Question & Answer Forum

Does Matthew 18:15 teach that a believer must seek redress when he is wronged?

Some differences between believers are trivial and require tolerance, not redress. In 1 Corinthians 6:7, Paul reproved the Corinthians for seeking redress by going to law. He asked them, “Why do ye not rather take wrong?” Taking another Christian before a court is clearly wrong. A matter taken to court cannot be called “trivial.” Taking wrong rather than seeking redress is clearly the preferred option.

When should a believer go to another who has trespassed against him to get a matter made right? The word “trespass” in this text is the usual word for “sin,” or “miss the mark.” Hence, this is not merely a slight or difference of opinion but a matter that must be rectified so the offender may be cleansed from his sin and restored to the Lord.

Matthew 5:24 gives us the responsibility of the one who offends, “Leave there thy gift before the altar, and go thy way; first be reconciled to thy brother, and then come and offer thy gift.” His sin makes acceptable worship impossible until the matter is rectified.

J. Slabaugh

In Matthew 18:16, what is the role of the “two or three witnesses,” and are they related to the “two” in verse 19 or the “two or three” in verse 20?

The two or three witnesses seem to do more than merely “witness,” since the Lord Jesus adds, “if he shall neglect to hear them These accompanying brethren seem to make an appeal along with the offended brother, and subsequently bear witness to the failed attempts at reconciliation and the apparent intransigence of the offender. When this man’s rebellion extends to failure to “hear the church,” discipline must be carried out. Heaven’s authority is behind the action of the assembly, for it is carrying out the mind of God (verse 18). It is perhaps part of their exercise for the offending man’s recovery that is motivating the praying brethren in verse 19, where it is interesting to note again the link between heaven and earth – this time displaying God’s response to the spiritual exercise of these brethren. An assembly’s authority and power – including its actions of “putting away” and receiving back – are based on its character as gathered to His Name (verse 20) and representing our Lord Jesus in this world.
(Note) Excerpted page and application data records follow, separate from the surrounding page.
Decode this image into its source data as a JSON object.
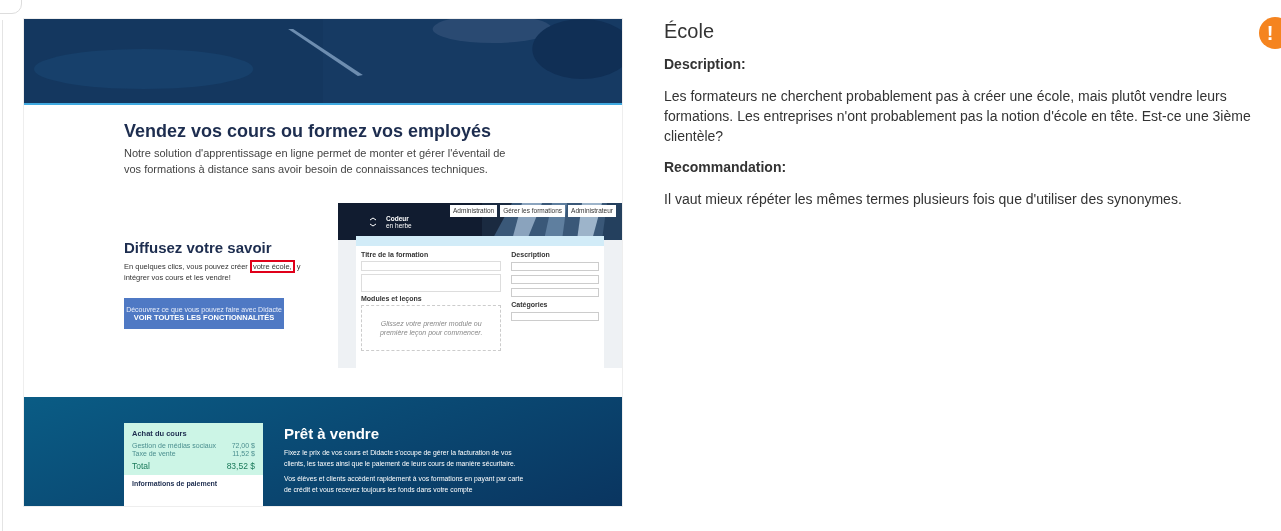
{
  "screenshot": {
    "intro": {
      "heading": "Vendez vos cours ou formez vos employés",
      "text": "Notre solution d'apprentissage en ligne permet de monter et gérer l'éventail de vos formations à distance sans avoir besoin de connaissances techniques."
    },
    "feature": {
      "heading": "Diffusez votre savoir",
      "text_before": "En quelques clics, vous pouvez créer ",
      "highlight": "votre école,",
      "text_after": " y intégrer vos cours et les vendre!",
      "button": {
        "subtitle": "Découvrez ce que vous pouvez faire avec Didacte",
        "label": "VOIR TOUTES LES FONCTIONNALITÉS"
      }
    },
    "app_preview": {
      "brand": "Codeur",
      "brand_sub": "en herbe",
      "nav": [
        "Administration",
        "Gérer les formations",
        "Administrateur"
      ],
      "title_label": "Titre de la formation",
      "modules_label": "Modules et leçons",
      "dropzone": "Glissez votre premier module ou première leçon pour commencer.",
      "side_heading": "Description",
      "categories_heading": "Catégories"
    },
    "sale": {
      "receipt": {
        "title": "Achat du cours",
        "lines": [
          {
            "label": "Gestion de médias sociaux",
            "amount": "72,00 $"
          },
          {
            "label": "Taxe de vente",
            "amount": "11,52 $"
          }
        ],
        "total_label": "Total",
        "total": "83,52 $",
        "payment_title": "Informations de paiement"
      },
      "heading": "Prêt à vendre",
      "paragraphs": [
        "Fixez le prix de vos cours et Didacte s'occupe de gérer la facturation de vos clients, les taxes ainsi que le paiement de leurs cours de manière sécuritaire.",
        "Vos élèves et clients accèdent rapidement à vos formations en payant par carte de crédit et vous recevez toujours les fonds dans votre compte"
      ]
    }
  },
  "annotation": {
    "title": "École",
    "sections": [
      {
        "heading": "Description:",
        "text": "Les formateurs ne cherchent probablement pas à créer une école, mais plutôt vendre leurs formations. Les entreprises n'ont probablement pas la notion d'école en tête. Est-ce une 3ième clientèle?"
      },
      {
        "heading": "Recommandation:",
        "text": "Il vaut mieux répéter les mêmes termes plusieurs fois que d'utiliser des synonymes."
      }
    ]
  },
  "alert_badge": {
    "symbol": "!"
  }
}
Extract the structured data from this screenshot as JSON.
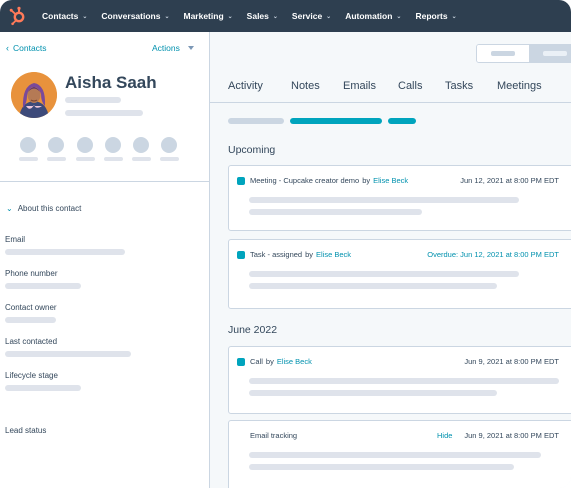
{
  "topnav": {
    "items": [
      {
        "label": "Contacts"
      },
      {
        "label": "Conversations"
      },
      {
        "label": "Marketing"
      },
      {
        "label": "Sales"
      },
      {
        "label": "Service"
      },
      {
        "label": "Automation"
      },
      {
        "label": "Reports"
      }
    ],
    "brand_color": "#ff7a59",
    "bg_color": "#2e3f50"
  },
  "sidebar": {
    "back_label": "Contacts",
    "actions_label": "Actions",
    "contact_name": "Aisha Saah",
    "about_label": "About this contact",
    "fields": [
      {
        "label": "Email"
      },
      {
        "label": "Phone number"
      },
      {
        "label": "Contact owner"
      },
      {
        "label": "Last contacted"
      },
      {
        "label": "Lifecycle stage"
      },
      {
        "label": "Lead status"
      }
    ]
  },
  "main": {
    "tabs": [
      {
        "label": "Activity"
      },
      {
        "label": "Notes"
      },
      {
        "label": "Emails"
      },
      {
        "label": "Calls"
      },
      {
        "label": "Tasks"
      },
      {
        "label": "Meetings"
      }
    ],
    "upcoming_title": "Upcoming",
    "month_title": "June 2022",
    "cards": [
      {
        "type": "Meeting - Cupcake creator demo",
        "by": "by",
        "owner": "Elise Beck",
        "date": "Jun 12, 2021 at 8:00 PM EDT"
      },
      {
        "type": "Task - assigned",
        "by": "by",
        "owner": "Elise Beck",
        "date": "Overdue: Jun 12, 2021 at 8:00 PM EDT"
      },
      {
        "type": "Call",
        "by": "by",
        "owner": "Elise Beck",
        "date": "Jun 9, 2021 at 8:00 PM EDT"
      },
      {
        "type": "Email tracking",
        "hide": "Hide",
        "date": "Jun 9, 2021 at 8:00 PM EDT"
      }
    ],
    "accent_color": "#00a4bd"
  }
}
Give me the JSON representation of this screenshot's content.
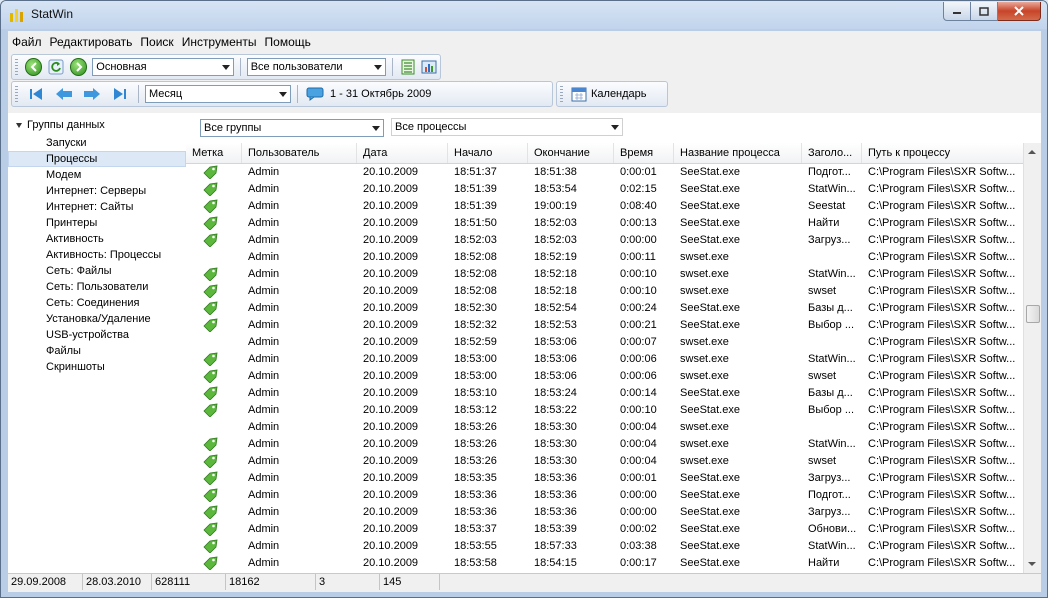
{
  "window": {
    "title": "StatWin"
  },
  "menu": [
    "Файл",
    "Редактировать",
    "Поиск",
    "Инструменты",
    "Помощь"
  ],
  "toolbar1": {
    "profile": "Основная",
    "users": "Все пользователи"
  },
  "toolbar2": {
    "period": "Месяц",
    "range": "1 - 31 Октябрь 2009",
    "calendar": "Календарь"
  },
  "tree": {
    "root": "Группы данных",
    "items": [
      "Запуски",
      "Процессы",
      "Модем",
      "Интернет: Серверы",
      "Интернет: Сайты",
      "Принтеры",
      "Активность",
      "Активность: Процессы",
      "Сеть: Файлы",
      "Сеть: Пользователи",
      "Сеть: Соединения",
      "Установка/Удаление",
      "USB-устройства",
      "Файлы",
      "Скриншоты"
    ],
    "selected_index": 1
  },
  "filters": {
    "groups": "Все группы",
    "processes": "Все процессы"
  },
  "columns": [
    "Метка",
    "Пользователь",
    "Дата",
    "Начало",
    "Окончание",
    "Время",
    "Название процесса",
    "Заголо...",
    "Путь к процессу"
  ],
  "rows": [
    {
      "tag": true,
      "user": "Admin",
      "date": "20.10.2009",
      "start": "18:51:37",
      "end": "18:51:38",
      "dur": "0:00:01",
      "proc": "SeeStat.exe",
      "title": "Подгот...",
      "path": "C:\\Program Files\\SXR Softw..."
    },
    {
      "tag": true,
      "user": "Admin",
      "date": "20.10.2009",
      "start": "18:51:39",
      "end": "18:53:54",
      "dur": "0:02:15",
      "proc": "SeeStat.exe",
      "title": "StatWin...",
      "path": "C:\\Program Files\\SXR Softw..."
    },
    {
      "tag": true,
      "user": "Admin",
      "date": "20.10.2009",
      "start": "18:51:39",
      "end": "19:00:19",
      "dur": "0:08:40",
      "proc": "SeeStat.exe",
      "title": "Seestat",
      "path": "C:\\Program Files\\SXR Softw..."
    },
    {
      "tag": true,
      "user": "Admin",
      "date": "20.10.2009",
      "start": "18:51:50",
      "end": "18:52:03",
      "dur": "0:00:13",
      "proc": "SeeStat.exe",
      "title": "Найти",
      "path": "C:\\Program Files\\SXR Softw..."
    },
    {
      "tag": true,
      "user": "Admin",
      "date": "20.10.2009",
      "start": "18:52:03",
      "end": "18:52:03",
      "dur": "0:00:00",
      "proc": "SeeStat.exe",
      "title": "Загруз...",
      "path": "C:\\Program Files\\SXR Softw..."
    },
    {
      "tag": false,
      "user": "Admin",
      "date": "20.10.2009",
      "start": "18:52:08",
      "end": "18:52:19",
      "dur": "0:00:11",
      "proc": "swset.exe",
      "title": "",
      "path": "C:\\Program Files\\SXR Softw..."
    },
    {
      "tag": true,
      "user": "Admin",
      "date": "20.10.2009",
      "start": "18:52:08",
      "end": "18:52:18",
      "dur": "0:00:10",
      "proc": "swset.exe",
      "title": "StatWin...",
      "path": "C:\\Program Files\\SXR Softw..."
    },
    {
      "tag": true,
      "user": "Admin",
      "date": "20.10.2009",
      "start": "18:52:08",
      "end": "18:52:18",
      "dur": "0:00:10",
      "proc": "swset.exe",
      "title": "swset",
      "path": "C:\\Program Files\\SXR Softw..."
    },
    {
      "tag": true,
      "user": "Admin",
      "date": "20.10.2009",
      "start": "18:52:30",
      "end": "18:52:54",
      "dur": "0:00:24",
      "proc": "SeeStat.exe",
      "title": "Базы д...",
      "path": "C:\\Program Files\\SXR Softw..."
    },
    {
      "tag": true,
      "user": "Admin",
      "date": "20.10.2009",
      "start": "18:52:32",
      "end": "18:52:53",
      "dur": "0:00:21",
      "proc": "SeeStat.exe",
      "title": "Выбор ...",
      "path": "C:\\Program Files\\SXR Softw..."
    },
    {
      "tag": false,
      "user": "Admin",
      "date": "20.10.2009",
      "start": "18:52:59",
      "end": "18:53:06",
      "dur": "0:00:07",
      "proc": "swset.exe",
      "title": "",
      "path": "C:\\Program Files\\SXR Softw..."
    },
    {
      "tag": true,
      "user": "Admin",
      "date": "20.10.2009",
      "start": "18:53:00",
      "end": "18:53:06",
      "dur": "0:00:06",
      "proc": "swset.exe",
      "title": "StatWin...",
      "path": "C:\\Program Files\\SXR Softw..."
    },
    {
      "tag": true,
      "user": "Admin",
      "date": "20.10.2009",
      "start": "18:53:00",
      "end": "18:53:06",
      "dur": "0:00:06",
      "proc": "swset.exe",
      "title": "swset",
      "path": "C:\\Program Files\\SXR Softw..."
    },
    {
      "tag": true,
      "user": "Admin",
      "date": "20.10.2009",
      "start": "18:53:10",
      "end": "18:53:24",
      "dur": "0:00:14",
      "proc": "SeeStat.exe",
      "title": "Базы д...",
      "path": "C:\\Program Files\\SXR Softw..."
    },
    {
      "tag": true,
      "user": "Admin",
      "date": "20.10.2009",
      "start": "18:53:12",
      "end": "18:53:22",
      "dur": "0:00:10",
      "proc": "SeeStat.exe",
      "title": "Выбор ...",
      "path": "C:\\Program Files\\SXR Softw..."
    },
    {
      "tag": false,
      "user": "Admin",
      "date": "20.10.2009",
      "start": "18:53:26",
      "end": "18:53:30",
      "dur": "0:00:04",
      "proc": "swset.exe",
      "title": "",
      "path": "C:\\Program Files\\SXR Softw..."
    },
    {
      "tag": true,
      "user": "Admin",
      "date": "20.10.2009",
      "start": "18:53:26",
      "end": "18:53:30",
      "dur": "0:00:04",
      "proc": "swset.exe",
      "title": "StatWin...",
      "path": "C:\\Program Files\\SXR Softw..."
    },
    {
      "tag": true,
      "user": "Admin",
      "date": "20.10.2009",
      "start": "18:53:26",
      "end": "18:53:30",
      "dur": "0:00:04",
      "proc": "swset.exe",
      "title": "swset",
      "path": "C:\\Program Files\\SXR Softw..."
    },
    {
      "tag": true,
      "user": "Admin",
      "date": "20.10.2009",
      "start": "18:53:35",
      "end": "18:53:36",
      "dur": "0:00:01",
      "proc": "SeeStat.exe",
      "title": "Загруз...",
      "path": "C:\\Program Files\\SXR Softw..."
    },
    {
      "tag": true,
      "user": "Admin",
      "date": "20.10.2009",
      "start": "18:53:36",
      "end": "18:53:36",
      "dur": "0:00:00",
      "proc": "SeeStat.exe",
      "title": "Подгот...",
      "path": "C:\\Program Files\\SXR Softw..."
    },
    {
      "tag": true,
      "user": "Admin",
      "date": "20.10.2009",
      "start": "18:53:36",
      "end": "18:53:36",
      "dur": "0:00:00",
      "proc": "SeeStat.exe",
      "title": "Загруз...",
      "path": "C:\\Program Files\\SXR Softw..."
    },
    {
      "tag": true,
      "user": "Admin",
      "date": "20.10.2009",
      "start": "18:53:37",
      "end": "18:53:39",
      "dur": "0:00:02",
      "proc": "SeeStat.exe",
      "title": "Обнови...",
      "path": "C:\\Program Files\\SXR Softw..."
    },
    {
      "tag": true,
      "user": "Admin",
      "date": "20.10.2009",
      "start": "18:53:55",
      "end": "18:57:33",
      "dur": "0:03:38",
      "proc": "SeeStat.exe",
      "title": "StatWin...",
      "path": "C:\\Program Files\\SXR Softw..."
    },
    {
      "tag": true,
      "user": "Admin",
      "date": "20.10.2009",
      "start": "18:53:58",
      "end": "18:54:15",
      "dur": "0:00:17",
      "proc": "SeeStat.exe",
      "title": "Найти",
      "path": "C:\\Program Files\\SXR Softw..."
    }
  ],
  "status": [
    "29.09.2008",
    "28.03.2010",
    "628111",
    "18162",
    "3",
    "145"
  ],
  "colors": {
    "accent": "#3b9ed8",
    "tag_green": "#5cb83c",
    "selection": "#dce8f6"
  }
}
E. Higgins

To what circumstances does Matthew 18:17 apply?

“Let him be unto thee as an Aheathen man…” cannot mean “personal withdrawal”; this destroys assembly unity (Ephesians 4:3; 1 Corinthians 12:27). The of fender is put among “them that are without” (1 Corinthians 5:13). This case is more subjective than 1 Corinthians 5:13 and 1 Timothy 1:20; therefore it requires greater care. Such action is clearly a last resort. Rushing to enforce this passage denies other NT teaching (James 2:13; 1 Corinthians 13:5, 7). The initial problem must involve a moral issue of right and wrong (“trespass” is translated “sin” 38 of 43 times) which is public in nature; “forgiving one another” (Ephesians 4:32) in personal matters means not exacting payment for wrongs. The circumstances must include a thorough attempt to both contain the problem (“between him and thee alone”) and also, by patiently explaining his fault, win the brother. Should this fail, reliable witnesses must impartially and indisputably document the original offense and further attempts to resolve it (1 Timothy 5:21). Telling the church is still intended to resolve it favorably. The church speaks to the offender through its guides, who are “apt to teach,” “patient,” and “take care of” the believers as one would an emergency room patient (1 Timothy 3:2, 3, 5; Luke 10:34, 35). When the offender still will not recognize his sin, heaven decrees his excommunication. Dependent on God, the elders guide the assembly in administering heaven’s decision. The believer is put away for refusing to submit to God’s Word.

D. Oliver

Does Matthew 18:20 teach that overseers put a person away from the assembly?

The parable of the straying ep (verses 12-14) is an important part of the context of Matthew 18:20. The differences between this parable and the story of the lost sheep (Luke 15:4-7) are important. There the sheep is “lost”; here it has “gone astray.” Here, the 99 are not in the wilderness, and the effort may prove to be a failure, as it was in the hypothetical case (verse 17). This is descriptive of the work of godly shepherds to recover a straying believer. Seeing recovery is shepherd work, there is good reason to consider the “two or three” of verses 16, 19 and 20 to be assembly elders or shepherds.

Elders act for an assembly in discipline cases, but their judgment is not arbitrary; it is in obedience to Heaven’s judgment. “Whatsoever ye shall bind on earth shall be (having been) bound in Heaven.” The action of an assembly carries out God’s judgment. However, it is not merely elders who “put away”; it is an assembly action (1 Corinthians 5:13) with elders acting for it. Very often there are details of sin that should be only known and handled by elders. They have the confidence of the assembly and act tenderly as shepherds in behalf of the assembly.

N. Crawford